Don’t let the photo trick you. Our eyes are not nearly as light sensitive as the camera sensor, so to us, it was dark! We brought a flashlight, and walked over to where the cache was supposed to be hiding. The only problem we had, the cache wasn’t the only thing hiding there!
When I shined the flashlight against where the cache was hiding (I’ve gotten the hiding place described by a previous finder, when telling him about what we saw), I spotted something else hiding there. I saw the biggest rattlesnake I’ve ever seen in the wild! The fact that it also was the first I’ve ever seen, didn’t help much – it was huge!
A bit earlier today we discussed that it would be nice to see and hear one, so we knew what it looked like. Well, we got to see one now! And we had no trouble hearing it either! Our only problem was that we didn’t see much in the dark, and had no idea if there were more snakes around. So, we didn’t find this cache. It didn’t take many seconds to get back to the car, and I might have said some words out loud, but we got out of there alive!
Since we had to find a cache in Texas before midnight, to be able to say that we did four states in one day, we had to find the last cache on our plan today. The last cache was in a tiny park-like place, a bit hard to tell in the dark. A couple of muggle-youngsters were sitting around 100ft away from GZ, eating fries. We decided to just go ahead and look for the cache, first we managed without them noticing.
But it took a while, and they eventually noticed us, and asked if we were looking for something. We gave them the usual answer about geocaching and hidden containers. And we got the usual question back, what did we get for doing this – and if there was any money in it for us. Why does almost every muggle expect us to earn money doing this? Does anyone else get money for doing their recreational activities? If so, please let me know!
When we eventually found the cache, we needed to get a TOTT from the car to be able to get it out of its hiding spot.

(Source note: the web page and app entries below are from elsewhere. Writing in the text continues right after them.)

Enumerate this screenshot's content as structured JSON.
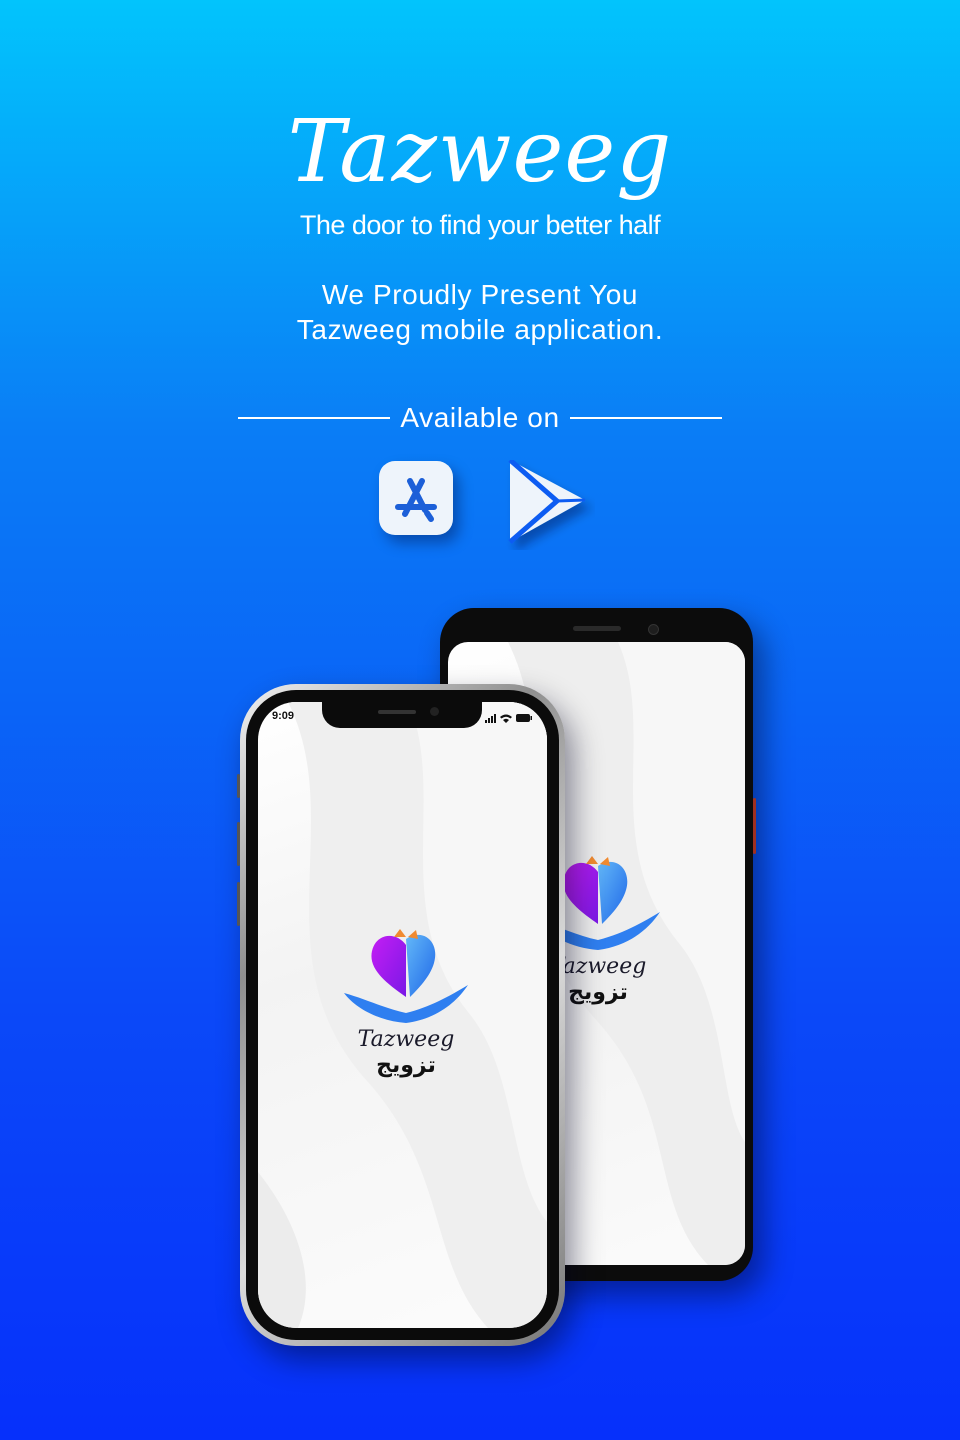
{
  "hero": {
    "brand": "Tazweeg",
    "tagline": "The door to find your better half",
    "intro_line1": "We Proudly Present You",
    "intro_line2": "Tazweeg  mobile application."
  },
  "availability": {
    "label": "Available on",
    "stores": [
      {
        "name": "app-store",
        "icon": "app-store-icon"
      },
      {
        "name": "google-play",
        "icon": "google-play-icon"
      }
    ]
  },
  "phone_front": {
    "status_time": "9:09",
    "logo_word": "Tazweeg",
    "logo_arabic": "تزويج"
  },
  "phone_back": {
    "logo_word": "Tazweeg",
    "logo_arabic": "تزويج"
  },
  "colors": {
    "bg_top": "#02c4fc",
    "bg_bottom": "#0630fb",
    "accent_purple": "#b31ef0",
    "accent_blue": "#2f7ff0",
    "accent_orange": "#f08a30"
  }
}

Finally, we were able to say that we did it! We’ve logged the oldest active geocache in the world, and found caches in 4 different states in a day. I know that’s not a huge record compared to a lot of other people, but we’re very happy with it!